3 ways your credit card could be your ticket to a great credit score

Credit cards are a handy tool for paying for your purchases quickly and conveniently. And if you’ve picked the right card, they’re also great for…

The secrets to improving your credit score. (Shutterstock)

Credit cards are a handy tool for paying for your purchases quickly and conveniently. And if you’ve picked the right card, they’re also great for racking up rewards – after all, why not earn points or miles on your day-to-day spending?

But did you know that your credit card could also be just the ticket to a great credit score? Here’s why:

1. You’ll have an opportunity to improve your payment history

Thirty-five percent of your credit score is determined by your track record with making on-time payments on your bills. Compared to the other four factors that determine your score, payment history is the largest, so it’s important to prioritize paying your obligations by their due dates.

SEE ALSO: 5 good credit habits to start practicing today 

This is where your credit card comes in. By using it regularly and paying off the charges by your bill’s due date every month, you’re adding positive payment history information to your credit report. This could go a long way toward boosting your credit score, assuming that you’re paying all your other bills on time, too.

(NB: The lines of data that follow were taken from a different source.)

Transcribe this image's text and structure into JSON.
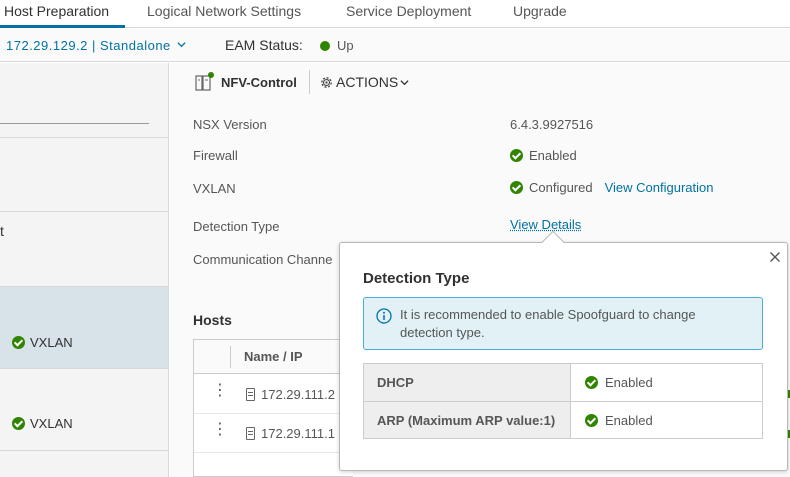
{
  "tabs": [
    {
      "label": "Host Preparation",
      "active": true
    },
    {
      "label": "Logical Network Settings",
      "active": false
    },
    {
      "label": "Service Deployment",
      "active": false
    },
    {
      "label": "Upgrade",
      "active": false
    }
  ],
  "hostbar": {
    "host_select": "172.29.129.2 | Standalone",
    "eam_label": "EAM Status:",
    "eam_value": "Up"
  },
  "left": {
    "row_label_partial": "t",
    "rows": [
      {
        "status": "VXLAN",
        "selected": true
      },
      {
        "status": "VXLAN",
        "selected": false
      }
    ]
  },
  "object": {
    "name": "NFV-Control",
    "actions_label": "ACTIONS"
  },
  "properties": [
    {
      "label": "NSX Version",
      "value": "6.4.3.9927516"
    },
    {
      "label": "Firewall",
      "value": "Enabled"
    },
    {
      "label": "VXLAN",
      "value": "Configured",
      "link": "View Configuration"
    },
    {
      "label": "Detection Type",
      "link": "View Details"
    },
    {
      "label": "Communication Channe"
    }
  ],
  "hosts": {
    "title": "Hosts",
    "column": "Name / IP",
    "rows": [
      {
        "ip": "172.29.111.2"
      },
      {
        "ip": "172.29.111.1"
      }
    ]
  },
  "popover": {
    "title": "Detection Type",
    "alert": "It is recommended to enable Spoofguard to change detection type.",
    "rows": [
      {
        "key": "DHCP",
        "value": "Enabled"
      },
      {
        "key": "ARP (Maximum ARP value:1)",
        "value": "Enabled"
      }
    ]
  },
  "colors": {
    "accent": "#0072a3",
    "success": "#2f8400",
    "info_bg": "#e1f1f6",
    "info_border": "#49afd9",
    "selected_row": "#d8e3e9"
  }
}
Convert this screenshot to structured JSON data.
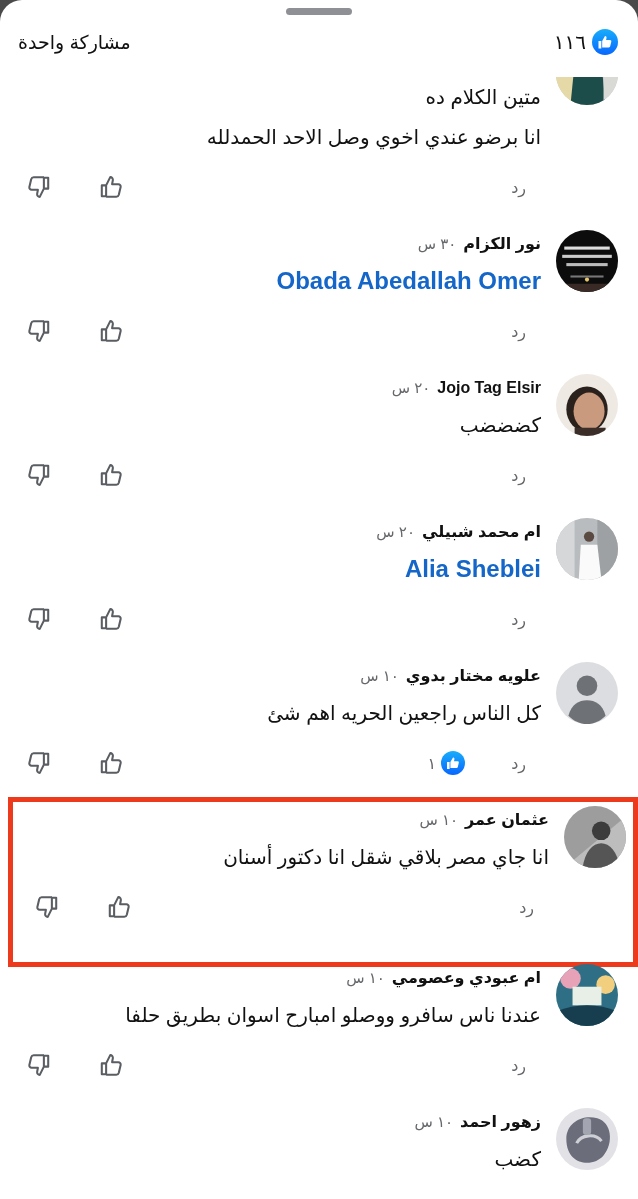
{
  "header": {
    "reaction_count": "١١٦",
    "shares": "مشاركة واحدة"
  },
  "comments": [
    {
      "avatar": {
        "kind": "picture"
      },
      "lines": [
        {
          "kind": "text",
          "text": "متين الكلام ده"
        },
        {
          "kind": "text",
          "text": "انا برضو عندي اخوي وصل الاحد الحمدلله"
        }
      ],
      "reply": "رد",
      "highlighted": false
    },
    {
      "name": "نور الكزام",
      "time": "٣٠ س",
      "avatar": {
        "kind": "picture"
      },
      "lines": [
        {
          "kind": "mention",
          "text": "Obada Abedallah Omer"
        }
      ],
      "reply": "رد",
      "highlighted": false
    },
    {
      "name": "Jojo Tag Elsir",
      "time": "٢٠ س",
      "avatar": {
        "kind": "picture"
      },
      "lines": [
        {
          "kind": "text",
          "text": "كضضضب"
        }
      ],
      "reply": "رد",
      "highlighted": false
    },
    {
      "name": "ام محمد شبيلي",
      "time": "٢٠ س",
      "avatar": {
        "kind": "picture"
      },
      "lines": [
        {
          "kind": "mention",
          "text": "Alia Sheblei"
        }
      ],
      "reply": "رد",
      "highlighted": false
    },
    {
      "name": "علويه مختار بدوي",
      "time": "١٠ س",
      "avatar": {
        "kind": "default"
      },
      "lines": [
        {
          "kind": "text",
          "text": "كل الناس راجعين الحريه اهم شئ"
        }
      ],
      "reply": "رد",
      "reaction_count": "١",
      "highlighted": false
    },
    {
      "name": "عثمان عمر",
      "time": "١٠ س",
      "avatar": {
        "kind": "picture"
      },
      "lines": [
        {
          "kind": "text",
          "text": "انا جاي مصر بلاقي شقل انا دكتور أسنان"
        }
      ],
      "reply": "رد",
      "highlighted": true
    },
    {
      "name": "ام عبودي وعصومي",
      "time": "١٠ س",
      "avatar": {
        "kind": "picture"
      },
      "lines": [
        {
          "kind": "text",
          "text": "عندنا ناس سافرو ووصلو امبارح اسوان بطريق حلفا"
        }
      ],
      "reply": "رد",
      "highlighted": false
    },
    {
      "name": "زهور احمد",
      "time": "١٠ س",
      "avatar": {
        "kind": "picture"
      },
      "lines": [
        {
          "kind": "text",
          "text": "كضب"
        }
      ],
      "highlighted": false
    }
  ]
}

Note: You don’t have to pay off your whole outstanding balance every month to get positive marks for payment history – technically, you only need to make an on-time minimum payment. But carrying credit card debt could damage the portion of your credit score that’s determined by amounts owed. To be on the safe side, make sure your credit card payments are made on time and in full.

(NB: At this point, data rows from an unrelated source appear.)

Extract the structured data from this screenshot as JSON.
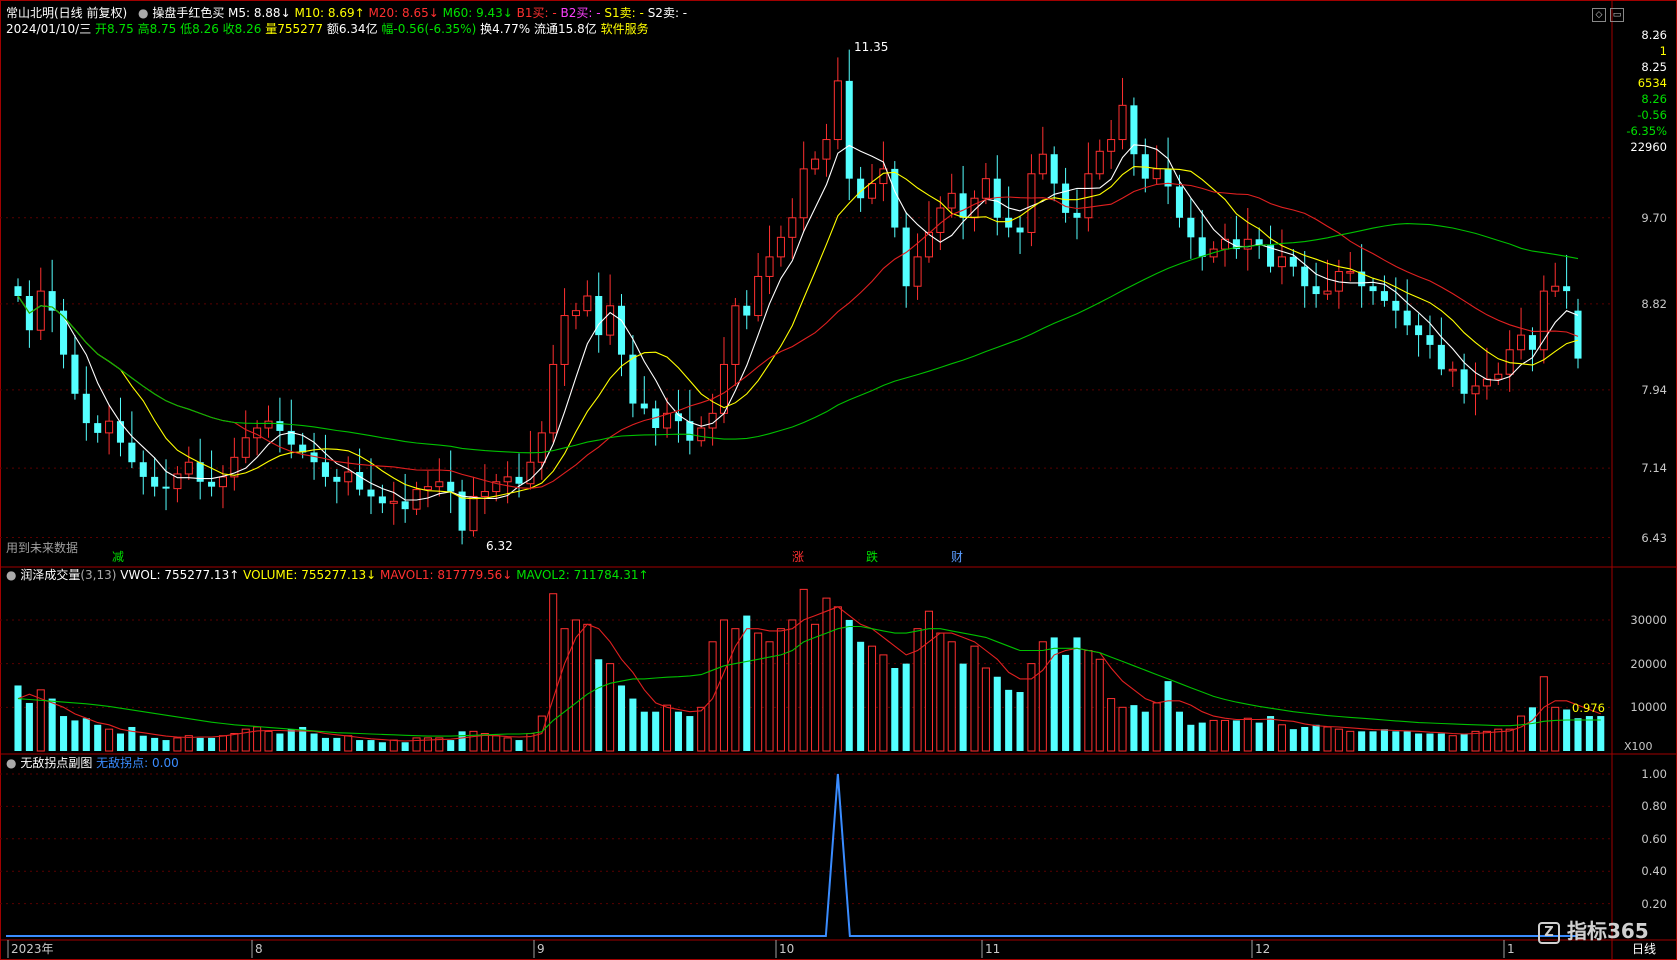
{
  "header": {
    "stock_name": "常山北明(日线 前复权)",
    "indicator_main": "操盘手红色买",
    "ma_values": [
      {
        "label": "M5: 8.88↓",
        "color": "#ffffff"
      },
      {
        "label": "M10: 8.69↑",
        "color": "#ffff00"
      },
      {
        "label": "M20: 8.65↓",
        "color": "#ff3030"
      },
      {
        "label": "M60: 9.43↓",
        "color": "#00e000"
      },
      {
        "label": "B1买: -",
        "color": "#ff3030"
      },
      {
        "label": "B2买: -",
        "color": "#ff40ff"
      },
      {
        "label": "S1卖: -",
        "color": "#ffff00"
      },
      {
        "label": "S2卖: -",
        "color": "#ffffff"
      }
    ],
    "quote_parts": [
      {
        "text": "2024/01/10/三",
        "color": "#ffffff"
      },
      {
        "text": "开8.75",
        "color": "#00e000"
      },
      {
        "text": "高8.75",
        "color": "#00e000"
      },
      {
        "text": "低8.26",
        "color": "#00e000"
      },
      {
        "text": "收8.26",
        "color": "#00e000"
      },
      {
        "text": "量755277",
        "color": "#ffff00"
      },
      {
        "text": "额6.34亿",
        "color": "#ffffff"
      },
      {
        "text": "幅-0.56(-6.35%)",
        "color": "#00e000"
      },
      {
        "text": "换4.77%",
        "color": "#ffffff"
      },
      {
        "text": "流通15.8亿",
        "color": "#ffffff"
      },
      {
        "text": "软件服务",
        "color": "#ffff00"
      }
    ]
  },
  "price_axis": {
    "ticks": [
      "9.70",
      "8.82",
      "7.94",
      "7.14",
      "6.43"
    ],
    "top_info": [
      {
        "text": "8.26",
        "color": "#ffffff"
      },
      {
        "text": "1",
        "color": "#ffff00"
      },
      {
        "text": "8.25",
        "color": "#ffffff"
      },
      {
        "text": "6534",
        "color": "#ffff00"
      },
      {
        "text": "8.26",
        "color": "#00e000"
      },
      {
        "text": "-0.56",
        "color": "#00e000"
      },
      {
        "text": "-6.35%",
        "color": "#00e000"
      },
      {
        "text": "22960",
        "color": "#ffffff"
      }
    ]
  },
  "annotations": {
    "high_label": "11.35",
    "low_label": "6.32",
    "future_data": "用到未来数据",
    "events": [
      {
        "text": "减",
        "color": "#00e000"
      },
      {
        "text": "涨",
        "color": "#ff3030"
      },
      {
        "text": "跌",
        "color": "#00e000"
      },
      {
        "text": "财",
        "color": "#5a9cff"
      }
    ]
  },
  "volume_panel": {
    "title": "润泽成交量",
    "params": "(3,13)",
    "vwol": "VWOL: 755277.13↑",
    "volume": "VOLUME: 755277.13↓",
    "mavol1": "MAVOL1: 817779.56↓",
    "mavol2": "MAVOL2: 711784.31↑",
    "ticks": [
      "30000",
      "20000",
      "10000"
    ],
    "last_value": "0.976",
    "unit": "X100"
  },
  "indicator_panel": {
    "title": "无敌拐点副图",
    "value_label": "无敌拐点: 0.00",
    "ticks": [
      "1.00",
      "0.80",
      "0.60",
      "0.40",
      "0.20"
    ]
  },
  "time_axis": {
    "labels": [
      "2023年",
      "8",
      "9",
      "10",
      "11",
      "12",
      "1"
    ],
    "period": "日线",
    "watermark": "指标365"
  },
  "colors": {
    "up": "#ff3030",
    "down": "#54ffff",
    "ma5": "#ffffff",
    "ma10": "#ffff00",
    "ma20": "#e02020",
    "ma60": "#00c000",
    "grid": "#5a0000",
    "panel_border": "#a00000",
    "indicator": "#3a8cff"
  },
  "chart_data": [
    {
      "type": "candlestick",
      "title": "常山北明(日线 前复权)",
      "price_ticks": [
        9.7,
        8.82,
        7.94,
        7.14,
        6.43
      ],
      "highest": 11.35,
      "lowest": 6.32,
      "last": {
        "date": "2024/01/10",
        "open": 8.75,
        "high": 8.75,
        "low": 8.26,
        "close": 8.26
      },
      "close": [
        8.9,
        8.55,
        8.95,
        8.75,
        8.3,
        7.9,
        7.6,
        7.5,
        7.62,
        7.4,
        7.2,
        7.05,
        6.95,
        6.93,
        7.08,
        7.2,
        7.0,
        6.95,
        7.05,
        7.25,
        7.45,
        7.55,
        7.62,
        7.52,
        7.38,
        7.3,
        7.2,
        7.05,
        7.0,
        7.1,
        6.92,
        6.85,
        6.78,
        6.8,
        6.72,
        6.92,
        6.95,
        7.0,
        6.9,
        6.5,
        6.85,
        6.9,
        7.0,
        7.05,
        6.98,
        7.2,
        7.5,
        8.2,
        8.7,
        8.75,
        8.9,
        8.5,
        8.8,
        8.3,
        7.8,
        7.75,
        7.55,
        7.7,
        7.62,
        7.42,
        7.55,
        7.7,
        8.2,
        8.8,
        8.7,
        9.1,
        9.3,
        9.5,
        9.7,
        10.2,
        10.3,
        10.5,
        11.1,
        10.1,
        9.9,
        10.05,
        10.2,
        9.6,
        9.0,
        9.3,
        9.55,
        9.8,
        9.95,
        9.7,
        9.9,
        10.1,
        9.7,
        9.6,
        9.55,
        10.15,
        10.35,
        10.05,
        9.75,
        9.7,
        10.15,
        10.38,
        10.5,
        10.85,
        10.35,
        10.1,
        10.2,
        10.02,
        9.7,
        9.5,
        9.3,
        9.38,
        9.48,
        9.38,
        9.48,
        9.42,
        9.2,
        9.3,
        9.2,
        9.0,
        8.92,
        8.95,
        9.15,
        9.15,
        9.0,
        8.95,
        8.85,
        8.75,
        8.6,
        8.5,
        8.4,
        8.15,
        8.15,
        7.9,
        7.98,
        8.05,
        8.1,
        8.35,
        8.5,
        8.35,
        8.95,
        9.0,
        8.95,
        8.26
      ]
    },
    {
      "type": "bar",
      "title": "润泽成交量",
      "series": [
        {
          "name": "VOLUME",
          "values": [
            15000,
            11000,
            14000,
            12000,
            8000,
            7000,
            7500,
            6000,
            5000,
            4000,
            5500,
            3500,
            3000,
            2500,
            3000,
            3500,
            3000,
            3000,
            3500,
            4000,
            5000,
            5500,
            4500,
            4000,
            5000,
            5500,
            4000,
            3000,
            3000,
            3500,
            2500,
            2500,
            2000,
            2500,
            2000,
            3000,
            3000,
            3000,
            2500,
            4500,
            4500,
            4000,
            3500,
            3000,
            2500,
            4000,
            8000,
            36000,
            28000,
            30000,
            29000,
            21000,
            20000,
            15000,
            12000,
            9000,
            9000,
            10500,
            9000,
            8000,
            10000,
            25000,
            30000,
            28000,
            31000,
            27000,
            25000,
            28000,
            30000,
            37000,
            29000,
            35000,
            33000,
            30000,
            25000,
            24000,
            22000,
            19000,
            20000,
            28000,
            32000,
            27000,
            25000,
            20000,
            24000,
            19000,
            17000,
            14000,
            13500,
            20000,
            25000,
            26000,
            22000,
            26000,
            23000,
            21000,
            12000,
            10000,
            10500,
            9000,
            11000,
            16000,
            9000,
            6000,
            6500,
            7000,
            7000,
            7000,
            7500,
            6500,
            8000,
            6000,
            5000,
            5500,
            6000,
            5500,
            5000,
            4500,
            4500,
            4500,
            5000,
            4500,
            4500,
            4000,
            4000,
            4000,
            3500,
            4000,
            4500,
            4500,
            5000,
            5000,
            8000,
            10000,
            17000,
            10000,
            9500,
            7500,
            8000,
            8000
          ]
        },
        {
          "name": "MAVOL1",
          "values": [
            12000,
            13000,
            12000,
            11000,
            10000,
            8500,
            7500,
            6500,
            6000,
            5000,
            4500,
            4200,
            3800,
            3400,
            3200,
            3100,
            3200,
            3200,
            3400,
            3800,
            4200,
            4600,
            4700,
            4700,
            4600,
            4600,
            4500,
            4000,
            3700,
            3400,
            3100,
            2800,
            2600,
            2400,
            2300,
            2400,
            2500,
            2600,
            2700,
            3000,
            3300,
            3600,
            3500,
            3300,
            3200,
            3300,
            4000,
            12000,
            20000,
            26000,
            29000,
            28000,
            25000,
            21000,
            18000,
            14000,
            11000,
            10000,
            9500,
            9000,
            9200,
            12000,
            18000,
            24000,
            28000,
            28000,
            27500,
            27500,
            28000,
            30000,
            31000,
            32000,
            33000,
            31000,
            29000,
            28000,
            26000,
            24000,
            22000,
            23000,
            25000,
            27000,
            27000,
            26000,
            25000,
            23000,
            21000,
            18000,
            16500,
            16500,
            18500,
            22000,
            23000,
            23500,
            23000,
            22500,
            19000,
            16000,
            14000,
            12000,
            11000,
            11500,
            11500,
            10500,
            9000,
            8000,
            7500,
            7200,
            7200,
            7200,
            7300,
            7000,
            6800,
            6200,
            5800,
            5600,
            5500,
            5300,
            5100,
            4900,
            4800,
            4700,
            4600,
            4500,
            4300,
            4200,
            4000,
            3900,
            4000,
            4200,
            4400,
            4600,
            5500,
            7000,
            10000,
            11500,
            11500,
            10500,
            9500,
            8500
          ]
        },
        {
          "name": "MAVOL2",
          "values": [
            12000,
            11800,
            11600,
            11400,
            11200,
            11000,
            10800,
            10500,
            10200,
            9800,
            9400,
            9000,
            8600,
            8200,
            7800,
            7400,
            7000,
            6600,
            6300,
            6000,
            5800,
            5600,
            5400,
            5200,
            5000,
            4800,
            4600,
            4400,
            4200,
            4100,
            4000,
            3900,
            3800,
            3700,
            3600,
            3500,
            3400,
            3400,
            3400,
            3500,
            3600,
            3700,
            3800,
            3900,
            3900,
            4000,
            4400,
            7000,
            9000,
            11000,
            13000,
            14500,
            15500,
            16000,
            16500,
            16500,
            16700,
            16900,
            17000,
            17200,
            17500,
            18500,
            19500,
            20000,
            20500,
            21000,
            21500,
            22000,
            23000,
            25000,
            26000,
            27000,
            28000,
            28500,
            28500,
            28000,
            27500,
            27000,
            27000,
            27500,
            28000,
            28000,
            27500,
            27000,
            26500,
            26000,
            25000,
            24000,
            23000,
            23000,
            23000,
            23500,
            23500,
            23500,
            23000,
            22500,
            21500,
            20500,
            19500,
            18500,
            17500,
            16500,
            15500,
            14500,
            13500,
            12500,
            11800,
            11200,
            10700,
            10200,
            9800,
            9400,
            9000,
            8700,
            8400,
            8100,
            7900,
            7700,
            7500,
            7300,
            7100,
            6900,
            6700,
            6500,
            6400,
            6300,
            6200,
            6100,
            6000,
            5900,
            5800,
            5800,
            6000,
            6300,
            6800,
            7000,
            7100,
            7100,
            7100,
            7100
          ]
        }
      ]
    },
    {
      "type": "line",
      "title": "无敌拐点副图",
      "series": [
        {
          "name": "无敌拐点",
          "spike_index": 72,
          "peak": 1.0,
          "baseline": 0.0
        }
      ]
    }
  ]
}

2. You’ll be able to show a long history of responsible credit use

Fifteen percent of your credit score comes from the length of your credit history. Lenders like to see a long, strong history of responsible credit use, which is why this factor makes up a sizeable portion of your score.

But the tricky thing about length of credit history is that it’s impossible to reach into the past and change your prior decisions about interacting with credit. If you shunned borrowing money as a young adult, it will be tough making up for lost time.

On the other hand, getting a credit card as soon as you’re able to and using it responsibly is one of the easiest and best ways to start establishing credit early. By the time you’re ready to apply for a mortgage or other large loan, you could have years of solid credit history under your belt if you take the opportunity to build it when you’re young. Don’t underestimate the powerful role credit cards can play in achieving this goal.

3. You’ll improve the mix of accounts on your credit report

Ten percent of your credit score comes from the types of credit you have in use. Having both installment and revolving accounts on your report typically constitutes a healthy mix.

If you’re not familiar with the difference between installment and revolving credit accounts, examples of installment accounts include car loans and student loans. They’re repaid in the same amount every month over a specified period of time. Your credit card is a good example of a revolving account, which is used, repaid, then used again.

Opening a credit card and using it responsibly will add a revolving account to your credit profile, which is a nice addition to the installment accounts you probably already have. This mix of accounts shows that you’re able to handle different types of credit responsibly, and your score will reflect this if you continue to make on-time, in-full payments on all of them.

The takeaway: Although credit cards often get a bad rap, they can help you achieve good credit. Use the information above to get started with building a solid score today!

Lindsay Konsko writes about credit, credit cards, and other personal finance topics for NerdWallet. Our tools and resources empower consumers to make informed financial decisions.

SEE ALSO: Agencies rely on credit card histories when calculating credit scores